━━━ SUPPLIED RECORDS ━━━
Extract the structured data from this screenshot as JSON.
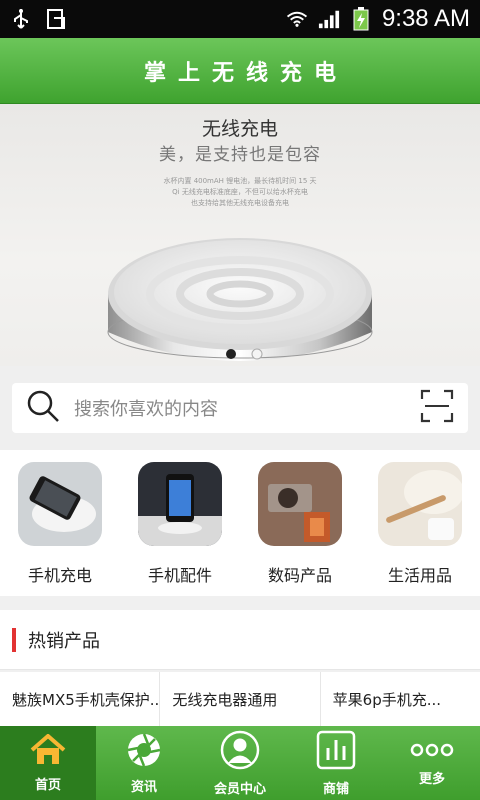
{
  "status_bar": {
    "time": "9:38 AM"
  },
  "app_bar": {
    "title": "掌上无线充电"
  },
  "banner": {
    "headline": "无线充电",
    "subheadline": "美，是支持也是包容",
    "desc_lines": [
      "水杯内置 400mAH 锂电池，最长待机时间 15 天",
      "Qi 无线充电标准底座，不但可以给水杯充电",
      "也支持给其他无线充电设备充电"
    ]
  },
  "search": {
    "placeholder": "搜索你喜欢的内容"
  },
  "categories": [
    {
      "label": "手机充电",
      "icon": "wireless-charger-image"
    },
    {
      "label": "手机配件",
      "icon": "phone-stand-image"
    },
    {
      "label": "数码产品",
      "icon": "camera-image"
    },
    {
      "label": "生活用品",
      "icon": "toothbrush-image"
    }
  ],
  "hot": {
    "title": "热销产品"
  },
  "products": [
    "魅族MX5手机壳保护...",
    "无线充电器通用",
    "苹果6p手机充..."
  ],
  "tabs": [
    {
      "label": "首页",
      "icon": "home-icon"
    },
    {
      "label": "资讯",
      "icon": "aperture-icon"
    },
    {
      "label": "会员中心",
      "icon": "user-icon"
    },
    {
      "label": "商铺",
      "icon": "shop-icon"
    },
    {
      "label": "更多",
      "icon": "more-icon"
    }
  ],
  "colors": {
    "accent": "#4cad3a",
    "active_tab": "#2c7d1e",
    "hot_bar": "#e23232"
  }
}
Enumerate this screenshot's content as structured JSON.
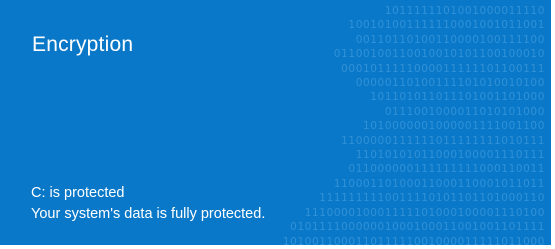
{
  "tile": {
    "title": "Encryption",
    "status": "C: is protected",
    "detail": "Your system's data is fully protected."
  },
  "colors": {
    "background": "#0a78c8",
    "text": "#ffffff",
    "binary_pattern": "#4fa6e4"
  },
  "decoration": {
    "icon": "binary-digits-pattern"
  }
}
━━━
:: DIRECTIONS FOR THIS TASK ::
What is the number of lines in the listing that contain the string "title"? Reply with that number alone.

:: RESULT BELOW ::
3